"The success that I've seen is when a local business needs employee training in a new field,'' said Cunningham, who also previously served on the Citrus County School Board.
"In this technology-driven world, things are constantly changing. Within three years, everything is new,'' and the technical center has provided programs when needed, he said.
Hernando needs an adult technical program, too, said Pat Crowley, president of the Greater Hernando Chamber of Commerce.
"If you don't have an educated workforce … (employers) are going to have to go outside the county to find the people they need to fill openings,'' she said.
"If we as a business community do not get behind this and do whatever needs to be done … we're going to have a high unemployment rate for a long, long time because the house-building is not coming back to the level it was 10 years ago.''
Tampa Bay-area communities need more vocational and technical programs, and in particular higher-end technical programs that teach skills that fast-paced, technology-centered employers are seeking, said John Hagen, president of the Pasco Economic Development Council.

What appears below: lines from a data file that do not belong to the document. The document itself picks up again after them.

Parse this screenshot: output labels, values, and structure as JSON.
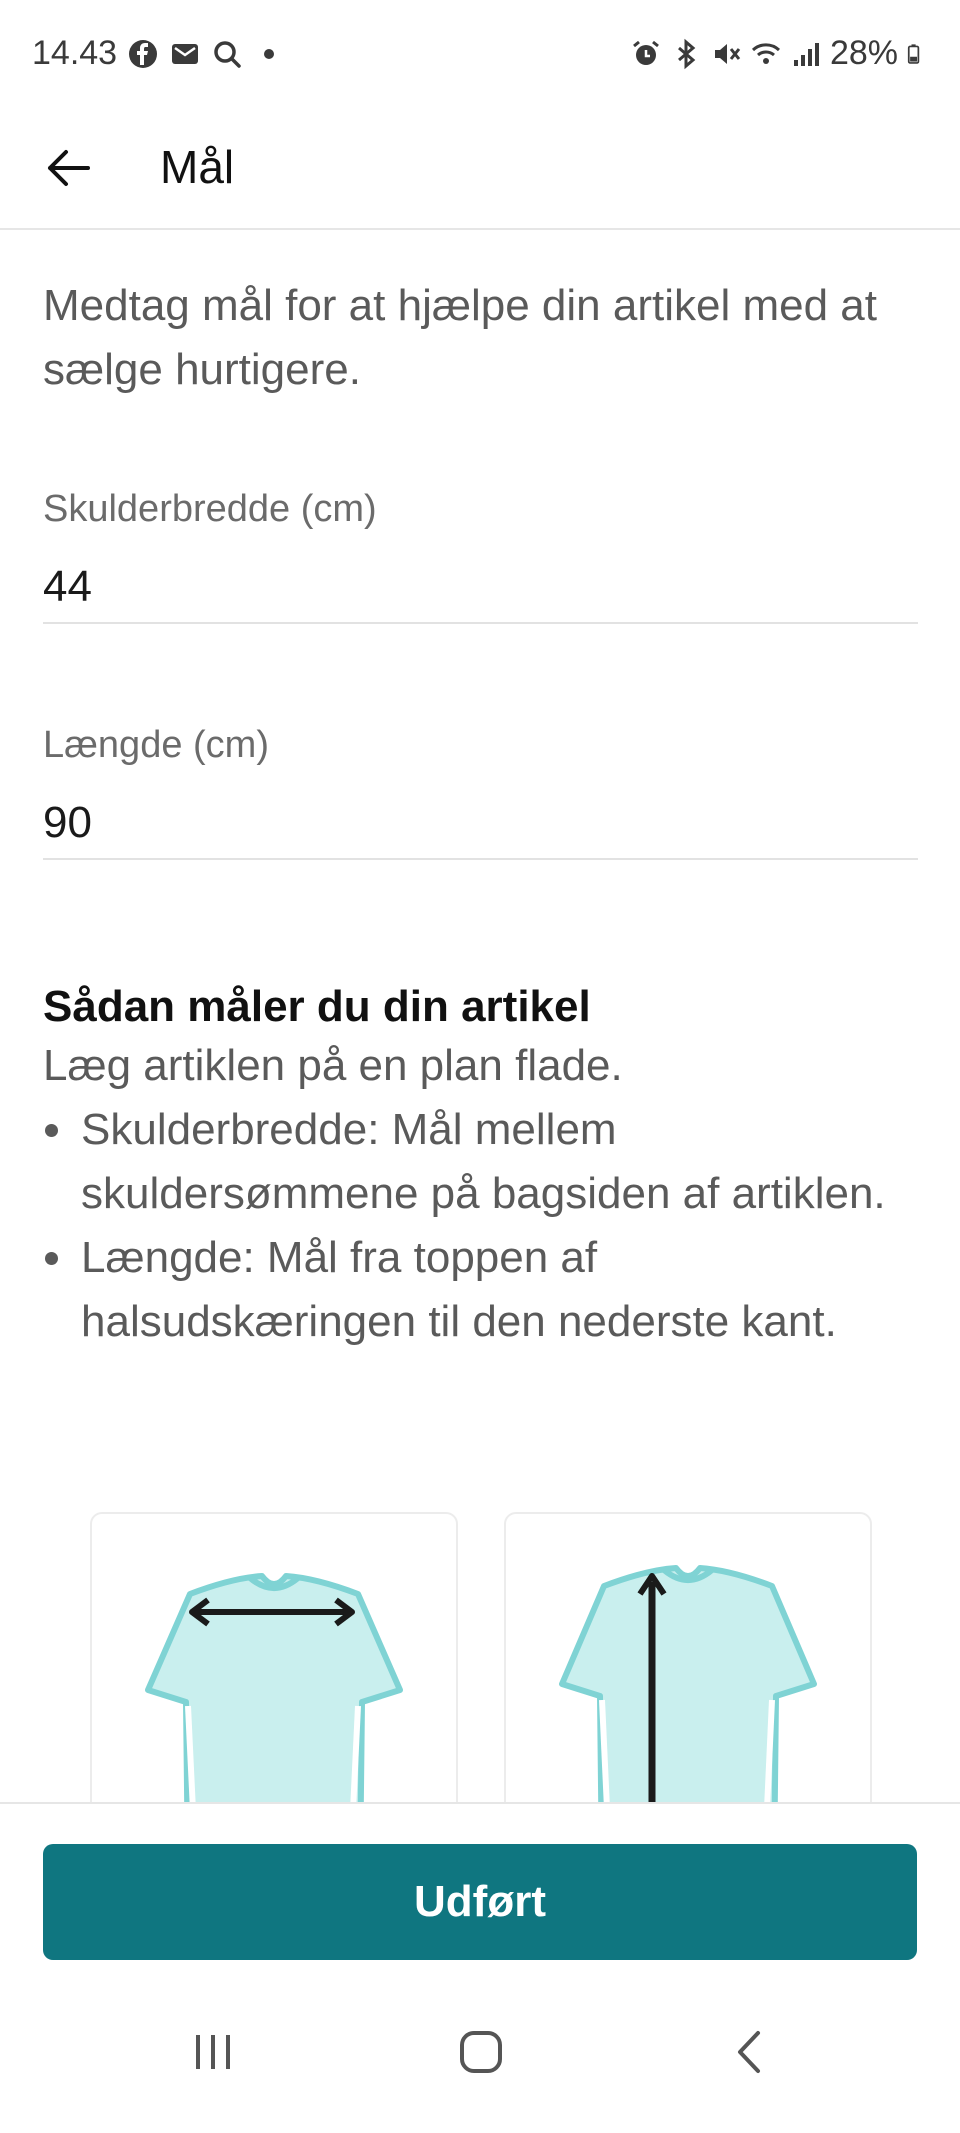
{
  "status_bar": {
    "time": "14.43",
    "notification_icons": [
      "facebook-icon",
      "mail-icon",
      "search-icon",
      "dot-icon"
    ],
    "system_icons": [
      "alarm-icon",
      "bluetooth-icon",
      "mute-icon",
      "wifi-icon",
      "signal-icon",
      "battery-icon"
    ],
    "battery": "28%"
  },
  "app_bar": {
    "title": "Mål"
  },
  "intro": "Medtag mål for at hjælpe din artikel med at sælge hurtigere.",
  "fields": [
    {
      "label": "Skulderbredde (cm)",
      "value": "44"
    },
    {
      "label": "Længde (cm)",
      "value": "90"
    }
  ],
  "howto": {
    "title": "Sådan måler du din artikel",
    "text": "Læg artiklen på en plan flade.",
    "bullets": [
      "Skulderbredde: Mål mellem skuldersømmene på bagsiden af artiklen.",
      "Længde: Mål fra toppen af halsudskæringen til den nederste kant."
    ]
  },
  "illustrations": [
    "shoulder-width-illustration",
    "length-illustration"
  ],
  "colors": {
    "accent": "#0f7680",
    "shirt_fill": "#c9efee",
    "shirt_stroke": "#7fd3d4"
  },
  "done_button": {
    "label": "Udført"
  },
  "nav_bar": {
    "buttons": [
      "recent-apps-icon",
      "home-icon",
      "back-icon"
    ]
  }
}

"We want to make sure that we're on the cutting edge,'' Hagen said. "The skill content of jobs is going up.
"Every job has been transformed by technology and new work methods. We need centers that are up to date with the latest technology and the latest innovation so they can turn out workers that are productive."
To make that happen, the region needs the buy-in and coordination of all players, including businesses, school districts, government and even private training entities, he said.
The need is that big, he said, and that important.
"The workforce you have is probably the key factor of what you are going to end up with as your economy,'' Hagen said.
To attract the kinds of high-end businesses and industries that improve a community's economy, he said, there had better be a highly trained workforce.
"Frankly, companies are going to where the talent is,'' he said.
Hagen theorizes that when the recession lifts, there will be a number of metropolitan areas "which will emerge and, because they have done all of the right things, they're going to be very successful.''
He said he hopes the Tampa Bay area will be among them, but "my fear is that we're not getting there fast enough.''
McHugh said he is willing to keep pushing for the Hernando part of the puzzle to come together and is hopeful he can educate the community on why an adult technical education program is so important for the county's future.
"You cannot transform your economy without transforming your workforce,'' he said. "There's a direct correlation.''